Voting early in person is less risky
All 99 county auditors' offices will offer early in-person voting beginning on October 19, and will provide that opportunity during business hours every weekday through Monday, November 7.
Some county auditors will also provide Saturday voting hours, or satellite locations like public libraries and community centers, where voters can request and fill out an absentee ballot on the spot. A few weeks before early voting begins, check with your county auditor about where and when alternate voting locations will be open.
If you live in Iowa and will be here between October 19 and November 7, I would encourage you to think creatively about finding a way to vote in person this year. Even if you are not mobile, perhaps there is someone who occasionally takes you to doctor's appointments, or runs errands. Schedule a day for that person to pick you up and take you to the county elections office to cast a ballot.
County auditor's offices have accessible ballot marking devices for those who need help to fill out their ballots.
Important note: when you vote early in person, you must fill out your ballot and submit it right there; you can't take it home to review later. So research the races in your area (including any county-level offices) ahead of time.
If you need to vote by mail
Some Iowans have no alternative to voting by mail. They may attend college out of state, or spend part of the year in a warmer location.
To maximize the chance of your vote being counted, request your ballot well in advance of the October 24 deadline for submitting an absentee ballot request form. You want your county auditor to process your request in time to mail your ballot on October 19.
If you have access to the internet and a printer, you can download an absentee ballot request form from the Iowa Secretary of State's website right now. Mail or hand-deliver it to your county elections office.
If you can't print out your own absentee ballot request form, call or email your county auditor's office and ask them to send you one.

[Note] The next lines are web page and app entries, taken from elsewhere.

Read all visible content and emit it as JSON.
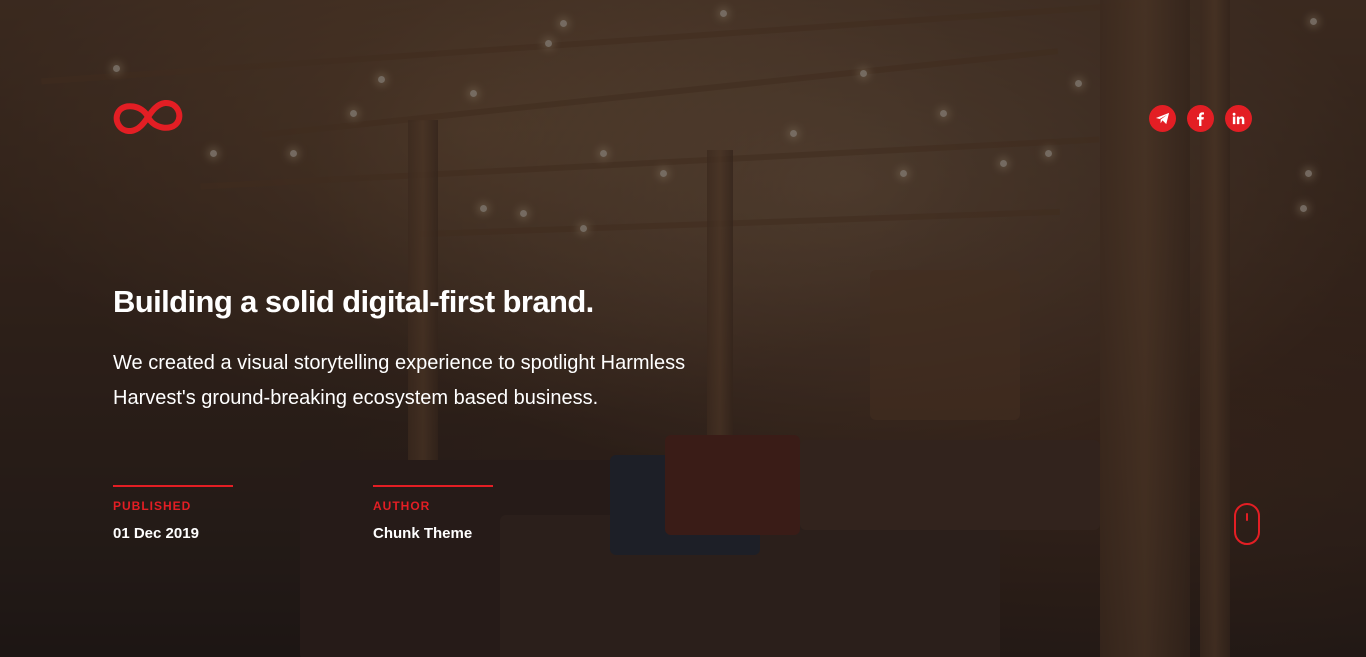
{
  "brand": {
    "logo_icon": "infinity-logo-icon",
    "accent_color": "#e31e24"
  },
  "social": [
    {
      "name": "telegram",
      "icon": "paper-plane-icon"
    },
    {
      "name": "facebook",
      "icon": "facebook-icon"
    },
    {
      "name": "linkedin",
      "icon": "linkedin-icon"
    }
  ],
  "hero": {
    "title": "Building a solid digital-first brand.",
    "description_line1": "We created a visual storytelling experience to spotlight Harmless",
    "description_line2": "Harvest's ground-breaking ecosystem based business."
  },
  "meta": {
    "published_label": "PUBLISHED",
    "published_value": "01 Dec 2019",
    "author_label": "AUTHOR",
    "author_value": "Chunk Theme"
  },
  "scroll_indicator": {
    "icon": "mouse-scroll-icon"
  }
}
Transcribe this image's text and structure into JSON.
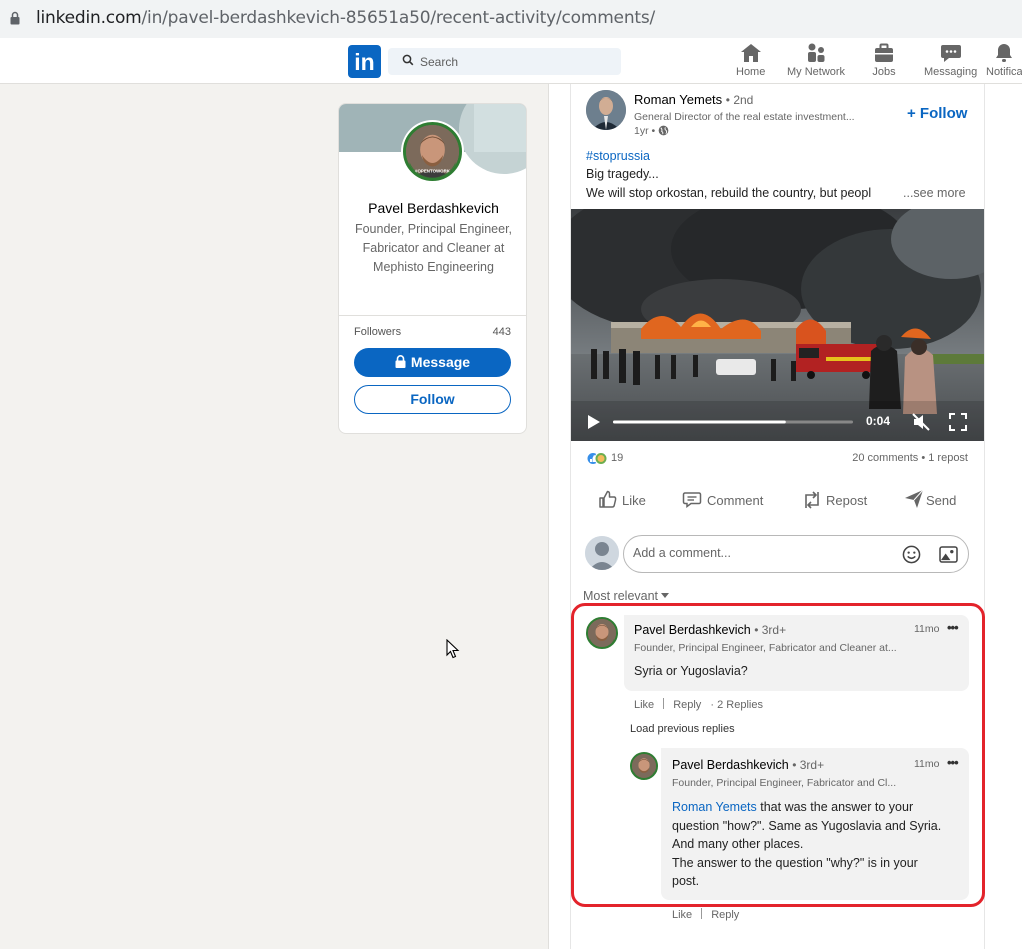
{
  "browser": {
    "url_host": "linkedin.com",
    "url_path": "/in/pavel-berdashkevich-85651a50/recent-activity/comments/"
  },
  "nav": {
    "logo": "in",
    "search_placeholder": "Search",
    "items": [
      {
        "label": "Home",
        "icon": "home-icon"
      },
      {
        "label": "My Network",
        "icon": "network-icon"
      },
      {
        "label": "Jobs",
        "icon": "briefcase-icon"
      },
      {
        "label": "Messaging",
        "icon": "chat-icon"
      },
      {
        "label": "Notifica",
        "icon": "bell-icon"
      }
    ]
  },
  "profile": {
    "name": "Pavel Berdashkevich",
    "headline": "Founder, Principal Engineer, Fabricator and Cleaner at Mephisto Engineering",
    "badge": "#OPENTOWORK",
    "followers_label": "Followers",
    "followers_count": "443",
    "message_label": "Message",
    "follow_label": "Follow"
  },
  "post": {
    "author": "Roman Yemets",
    "degree": "• 2nd",
    "headline": "General Director of the real estate investment...",
    "time": "1yr •",
    "follow_label": "+ Follow",
    "hashtag": "#stoprussia",
    "text_line1": "Big tragedy...",
    "text_line2": "We will stop orkostan, rebuild the country, but peopl",
    "see_more": "...see more",
    "video_time": "0:04",
    "video_progress": 0.72,
    "reaction_count": "19",
    "comments_reposts": "20 comments • 1 repost",
    "actions": {
      "like": "Like",
      "comment": "Comment",
      "repost": "Repost",
      "send": "Send"
    },
    "comment_placeholder": "Add a comment...",
    "sort_label": "Most relevant"
  },
  "comments": [
    {
      "author": "Pavel Berdashkevich",
      "degree": "• 3rd+",
      "headline": "Founder, Principal Engineer, Fabricator and Cleaner at...",
      "time": "11mo",
      "text": "Syria or Yugoslavia?",
      "like": "Like",
      "reply": "Reply",
      "replies": "· 2 Replies"
    }
  ],
  "load_previous": "Load previous replies",
  "reply": {
    "author": "Pavel Berdashkevich",
    "degree": "• 3rd+",
    "headline": "Founder, Principal Engineer, Fabricator and Cl...",
    "time": "11mo",
    "mention": "Roman Yemets",
    "text_l1": " that was the answer to your",
    "text_l2": "question \"how?\". Same as Yugoslavia and Syria.",
    "text_l3": "And many other places.",
    "text_l4": "The answer to the question \"why?\" is in your",
    "text_l5": "post.",
    "like": "Like",
    "reply": "Reply"
  },
  "colors": {
    "brand": "#0a66c2",
    "highlight": "#e3232b",
    "opentowork": "#2e7d32"
  }
}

Some county auditors used to mail the forms to all registered voters in their jurisdictions. But Iowa Republicans outlawed that practice in 2021, for no good reason. Now auditors are prohibited from sending an absentee ballot request form to anyone who doesn't specifically ask for one.

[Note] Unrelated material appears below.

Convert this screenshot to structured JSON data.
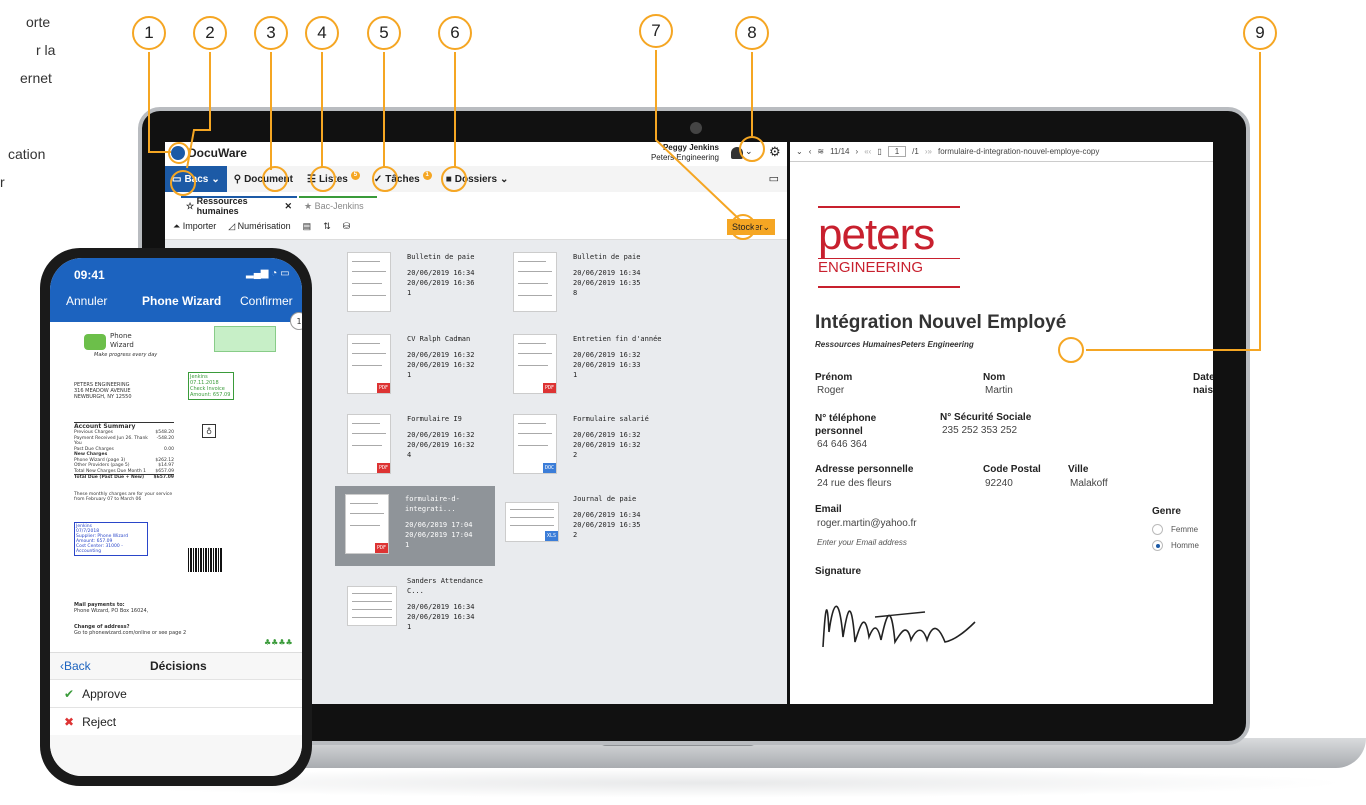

The Linn County elections office provided this helpful advice in a Faceboook post: "If you will be away from home, please remember to include the address 'where your ballot should be mailed' -- where it will reach you however long after October 19th mail sent on that date is likely to arrive there."

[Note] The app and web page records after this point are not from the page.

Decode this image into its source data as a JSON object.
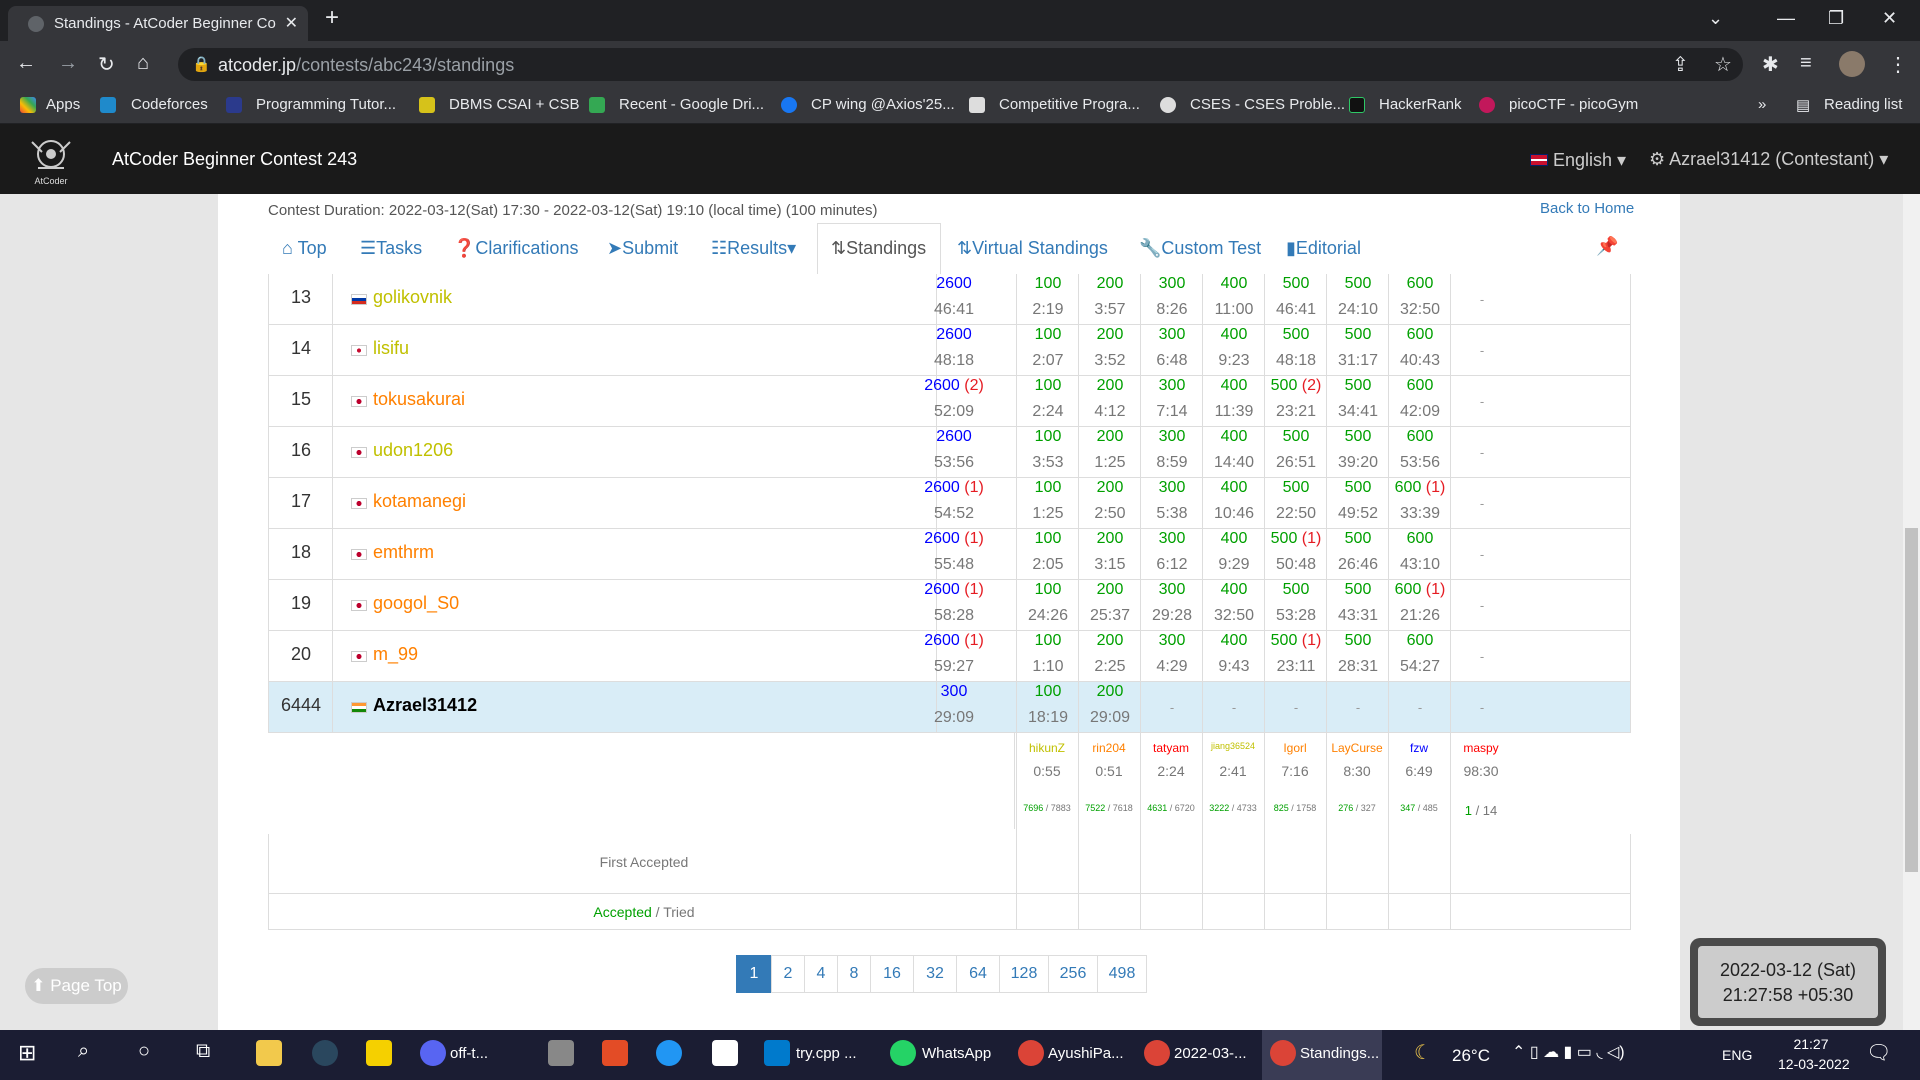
{
  "browser": {
    "tab_title": "Standings - AtCoder Beginner Co",
    "url_host": "atcoder.jp",
    "url_path": "/contests/abc243/standings",
    "bookmarks": [
      "Apps",
      "Codeforces",
      "Programming Tutor...",
      "DBMS CSAI + CSB",
      "Recent - Google Dri...",
      "CP wing @Axios'25...",
      "Competitive Progra...",
      "CSES - CSES Proble...",
      "HackerRank",
      "picoCTF - picoGym"
    ],
    "reading_list": "Reading list",
    "more": "»"
  },
  "header": {
    "logo_text": "AtCoder",
    "contest_name": "AtCoder Beginner Contest 243",
    "language": "English",
    "user": "Azrael31412 (Contestant)"
  },
  "contest": {
    "duration": "Contest Duration: 2022-03-12(Sat) 17:30 - 2022-03-12(Sat) 19:10 (local time) (100 minutes)",
    "back_home": "Back to Home"
  },
  "tabs": [
    "Top",
    "Tasks",
    "Clarifications",
    "Submit",
    "Results",
    "Standings",
    "Virtual Standings",
    "Custom Test",
    "Editorial"
  ],
  "rows": [
    {
      "rank": "13",
      "flag": "ru",
      "user": "golikovnik",
      "color": "#c0c000",
      "total": "2600",
      "total_pen": "",
      "total_time": "46:41",
      "scores": [
        "100",
        "200",
        "300",
        "400",
        "500",
        "500",
        "600"
      ],
      "pens": [
        "",
        "",
        "",
        "",
        "",
        "",
        ""
      ],
      "times": [
        "2:19",
        "3:57",
        "8:26",
        "11:00",
        "46:41",
        "24:10",
        "32:50"
      ],
      "extra": "-"
    },
    {
      "rank": "14",
      "flag": "kr",
      "user": "lisifu",
      "color": "#c0c000",
      "total": "2600",
      "total_pen": "",
      "total_time": "48:18",
      "scores": [
        "100",
        "200",
        "300",
        "400",
        "500",
        "500",
        "600"
      ],
      "pens": [
        "",
        "",
        "",
        "",
        "",
        "",
        ""
      ],
      "times": [
        "2:07",
        "3:52",
        "6:48",
        "9:23",
        "48:18",
        "31:17",
        "40:43"
      ],
      "extra": "-"
    },
    {
      "rank": "15",
      "flag": "jp",
      "user": "tokusakurai",
      "color": "#ff8000",
      "total": "2600",
      "total_pen": "(2)",
      "total_time": "52:09",
      "scores": [
        "100",
        "200",
        "300",
        "400",
        "500",
        "500",
        "600"
      ],
      "pens": [
        "",
        "",
        "",
        "",
        "(2)",
        "",
        ""
      ],
      "times": [
        "2:24",
        "4:12",
        "7:14",
        "11:39",
        "23:21",
        "34:41",
        "42:09"
      ],
      "extra": "-"
    },
    {
      "rank": "16",
      "flag": "jp",
      "user": "udon1206",
      "color": "#c0c000",
      "total": "2600",
      "total_pen": "",
      "total_time": "53:56",
      "scores": [
        "100",
        "200",
        "300",
        "400",
        "500",
        "500",
        "600"
      ],
      "pens": [
        "",
        "",
        "",
        "",
        "",
        "",
        ""
      ],
      "times": [
        "3:53",
        "1:25",
        "8:59",
        "14:40",
        "26:51",
        "39:20",
        "53:56"
      ],
      "extra": "-"
    },
    {
      "rank": "17",
      "flag": "jp",
      "user": "kotamanegi",
      "color": "#ff8000",
      "total": "2600",
      "total_pen": "(1)",
      "total_time": "54:52",
      "scores": [
        "100",
        "200",
        "300",
        "400",
        "500",
        "500",
        "600"
      ],
      "pens": [
        "",
        "",
        "",
        "",
        "",
        "",
        "(1)"
      ],
      "times": [
        "1:25",
        "2:50",
        "5:38",
        "10:46",
        "22:50",
        "49:52",
        "33:39"
      ],
      "extra": "-"
    },
    {
      "rank": "18",
      "flag": "jp",
      "user": "emthrm",
      "color": "#ff8000",
      "total": "2600",
      "total_pen": "(1)",
      "total_time": "55:48",
      "scores": [
        "100",
        "200",
        "300",
        "400",
        "500",
        "500",
        "600"
      ],
      "pens": [
        "",
        "",
        "",
        "",
        "(1)",
        "",
        ""
      ],
      "times": [
        "2:05",
        "3:15",
        "6:12",
        "9:29",
        "50:48",
        "26:46",
        "43:10"
      ],
      "extra": "-"
    },
    {
      "rank": "19",
      "flag": "jp",
      "user": "googol_S0",
      "color": "#ff8000",
      "total": "2600",
      "total_pen": "(1)",
      "total_time": "58:28",
      "scores": [
        "100",
        "200",
        "300",
        "400",
        "500",
        "500",
        "600"
      ],
      "pens": [
        "",
        "",
        "",
        "",
        "",
        "",
        "(1)"
      ],
      "times": [
        "24:26",
        "25:37",
        "29:28",
        "32:50",
        "53:28",
        "43:31",
        "21:26"
      ],
      "extra": "-"
    },
    {
      "rank": "20",
      "flag": "jp",
      "user": "m_99",
      "color": "#ff8000",
      "total": "2600",
      "total_pen": "(1)",
      "total_time": "59:27",
      "scores": [
        "100",
        "200",
        "300",
        "400",
        "500",
        "500",
        "600"
      ],
      "pens": [
        "",
        "",
        "",
        "",
        "(1)",
        "",
        ""
      ],
      "times": [
        "1:10",
        "2:25",
        "4:29",
        "9:43",
        "23:11",
        "28:31",
        "54:27"
      ],
      "extra": "-"
    }
  ],
  "me": {
    "rank": "6444",
    "flag": "in",
    "user": "Azrael31412",
    "total": "300",
    "total_time": "29:09",
    "scores": [
      "100",
      "200",
      "-",
      "-",
      "-",
      "-",
      "-"
    ],
    "times": [
      "18:19",
      "29:09",
      "",
      "",
      "",
      "",
      ""
    ],
    "extra": "-"
  },
  "first_accepted": {
    "label": "First Accepted",
    "users": [
      {
        "name": "hikunZ",
        "time": "0:55",
        "color": "#c0c000"
      },
      {
        "name": "rin204",
        "time": "0:51",
        "color": "#ff8000"
      },
      {
        "name": "tatyam",
        "time": "2:24",
        "color": "#ff0000"
      },
      {
        "name": "jiang36524",
        "time": "2:41",
        "color": "#c0c000"
      },
      {
        "name": "Igorl",
        "time": "7:16",
        "color": "#ff8000"
      },
      {
        "name": "LayCurse",
        "time": "8:30",
        "color": "#ff8000"
      },
      {
        "name": "fzw",
        "time": "6:49",
        "color": "#0000ff"
      },
      {
        "name": "maspy",
        "time": "98:30",
        "color": "#ff0000"
      }
    ]
  },
  "accepted_tried": {
    "label_accepted": "Accepted",
    "label_tried": "/ Tried",
    "values": [
      {
        "a": "7696",
        "t": "7883"
      },
      {
        "a": "7522",
        "t": "7618"
      },
      {
        "a": "4631",
        "t": "6720"
      },
      {
        "a": "3222",
        "t": "4733"
      },
      {
        "a": "825",
        "t": "1758"
      },
      {
        "a": "276",
        "t": "327"
      },
      {
        "a": "347",
        "t": "485"
      },
      {
        "a": "1",
        "t": "14"
      }
    ]
  },
  "pagination": [
    "1",
    "2",
    "4",
    "8",
    "16",
    "32",
    "64",
    "128",
    "256",
    "498"
  ],
  "page_top": "Page Top",
  "clock": {
    "date": "2022-03-12 (Sat)",
    "time": "21:27:58 +05:30"
  },
  "taskbar": {
    "items": [
      "off-t...",
      "try.cpp ...",
      "WhatsApp",
      "AyushiPa...",
      "2022-03-...",
      "Standings..."
    ],
    "temp": "26°C",
    "lang": "ENG",
    "time": "21:27",
    "date": "12-03-2022"
  },
  "colors": {
    "accent": "#337ab7",
    "score_green": "#00a000",
    "total_blue": "#0000ff",
    "penalty_red": "#e51c23",
    "my_row": "#d9edf7"
  }
}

If you live in Iowa and request an absentee ballot to your home address, try to complete it quickly and hand-deliver it to your county auditor, or put it in the mail well in advance of election day.
If you are living in another part of the country, fill out the absentee ballot as soon as possible after you receive it. You may want to spend a little extra to overnight the envelope back to your county auditor, or send it by priority mail.
Be careful not to make any mistakes when filling out your absentee ballot. If you cross out or erase any marks, forget to sign the affidavit envelope, or forget to seal the secrecy envelope, your vote will not be counted, and it will probably be too late for a replacement ballot to reach you.
Final note: the Republican Party of Iowa sent out an email blast on August 30 encouraging voters to "request a Safe and Legal Absentee Ballot!" There was no mention of the many new barriers GOP lawmakers and Governor Kim Reynolds recently created for Iowans who prefer to vote by mail. Based on what happened in June, I expect thousands of ballots to arrive too late to be counted this November—many of them sent by Republicans who live in rural Iowa.
Top graphic posted on the Linn County Elections office Facebook page on August 30.